Dataset:

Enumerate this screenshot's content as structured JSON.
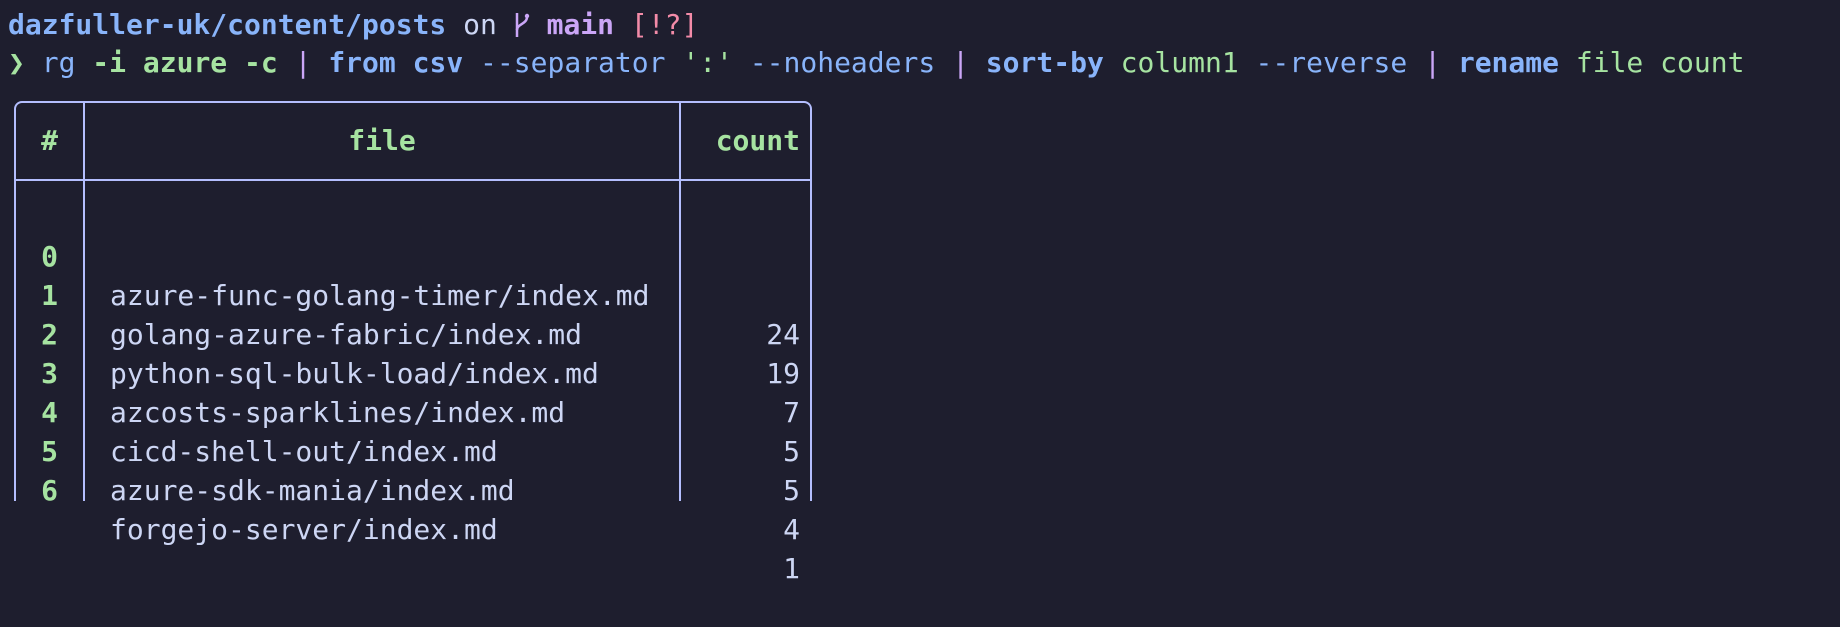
{
  "prompt": {
    "path": "dazfuller-uk/content/posts",
    "on": "on",
    "branch_icon": "",
    "branch": "main",
    "git_status": "[!?]"
  },
  "command": {
    "chevron": "❯",
    "rg": "rg",
    "flag_i": "-i",
    "pattern": "azure",
    "flag_c": "-c",
    "pipe": "|",
    "from": "from csv",
    "separator_flag": "--separator",
    "separator_value": "':'",
    "noheaders": "--noheaders",
    "sort_by": "sort-by",
    "sort_column": "column1",
    "reverse": "--reverse",
    "rename": "rename",
    "rename_args": "file count"
  },
  "table": {
    "headers": {
      "index": "#",
      "file": "file",
      "count": "count"
    },
    "rows": [
      {
        "index": "0",
        "file": "azure-func-golang-timer/index.md",
        "count": "24"
      },
      {
        "index": "1",
        "file": "golang-azure-fabric/index.md",
        "count": "19"
      },
      {
        "index": "2",
        "file": "python-sql-bulk-load/index.md",
        "count": "7"
      },
      {
        "index": "3",
        "file": "azcosts-sparklines/index.md",
        "count": "5"
      },
      {
        "index": "4",
        "file": "cicd-shell-out/index.md",
        "count": "5"
      },
      {
        "index": "5",
        "file": "azure-sdk-mania/index.md",
        "count": "4"
      },
      {
        "index": "6",
        "file": "forgejo-server/index.md",
        "count": "1"
      }
    ]
  },
  "colors": {
    "background": "#1e1e2e",
    "path": "#89b4fa",
    "branch": "#cba6f7",
    "git_status": "#f38ba8",
    "green": "#a6e3a1",
    "border": "#b4befe"
  },
  "icons": {
    "branch": "git-branch-icon",
    "prompt": "chevron-right-icon"
  }
}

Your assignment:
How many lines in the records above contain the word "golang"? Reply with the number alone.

Written response:
2